* **Requirement**
With the exception of the pictures, write out the data below precisely.
+ + + + + + +
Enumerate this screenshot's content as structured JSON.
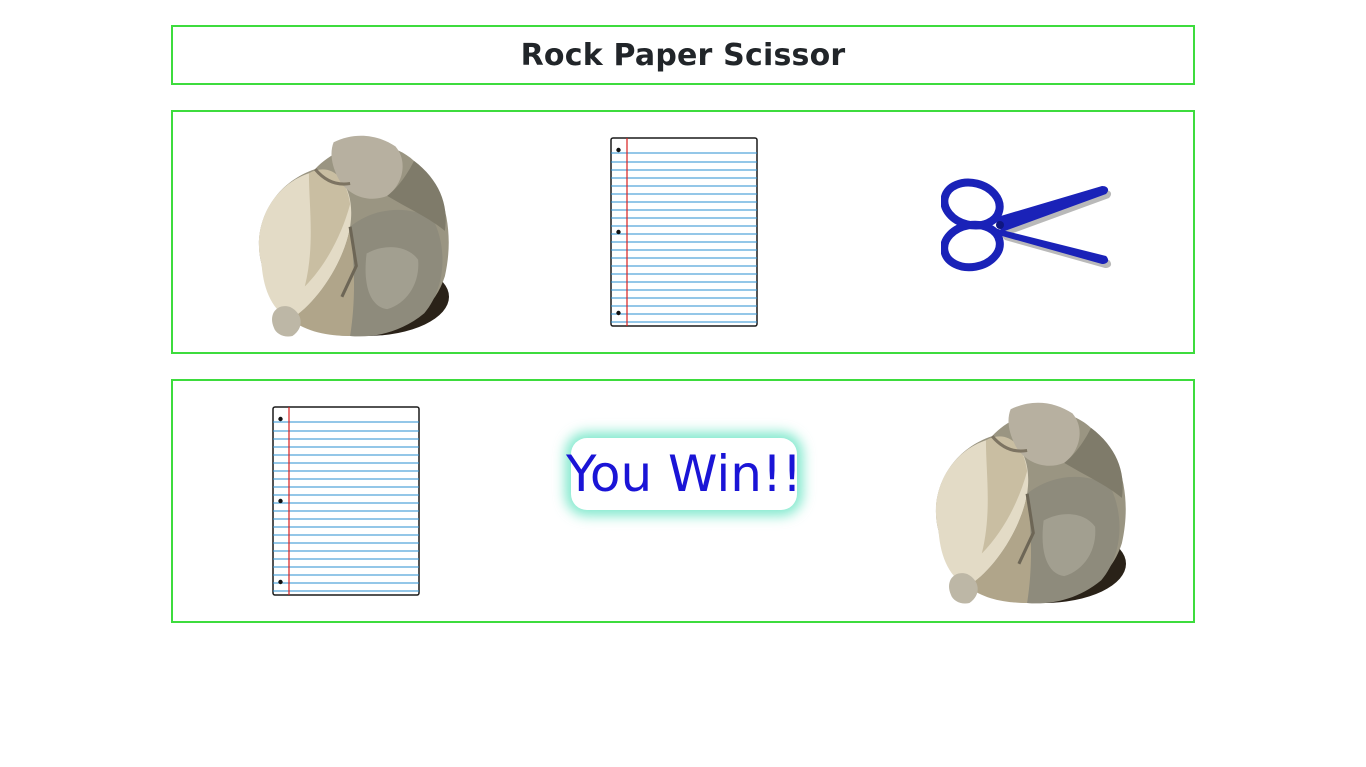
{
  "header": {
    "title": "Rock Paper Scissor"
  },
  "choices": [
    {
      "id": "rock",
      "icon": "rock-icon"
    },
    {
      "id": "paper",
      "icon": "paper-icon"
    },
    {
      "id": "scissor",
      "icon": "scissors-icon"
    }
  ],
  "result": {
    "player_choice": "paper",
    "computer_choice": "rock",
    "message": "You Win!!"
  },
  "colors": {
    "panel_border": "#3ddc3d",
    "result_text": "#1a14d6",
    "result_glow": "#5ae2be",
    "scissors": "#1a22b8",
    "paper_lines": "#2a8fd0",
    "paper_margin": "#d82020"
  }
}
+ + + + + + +
* **Exercise answer**
Enumerate this screenshot's content as structured JSON.
{
  "header": {
    "title": "Rock Paper Scissor"
  },
  "choices": [
    {
      "id": "rock",
      "icon": "rock-icon"
    },
    {
      "id": "paper",
      "icon": "paper-icon"
    },
    {
      "id": "scissor",
      "icon": "scissors-icon"
    }
  ],
  "result": {
    "player_choice": "paper",
    "computer_choice": "rock",
    "message": "You Win!!"
  },
  "colors": {
    "panel_border": "#3ddc3d",
    "result_text": "#1a14d6",
    "result_glow": "#5ae2be",
    "scissors": "#1a22b8",
    "paper_lines": "#2a8fd0",
    "paper_margin": "#d82020"
  }
}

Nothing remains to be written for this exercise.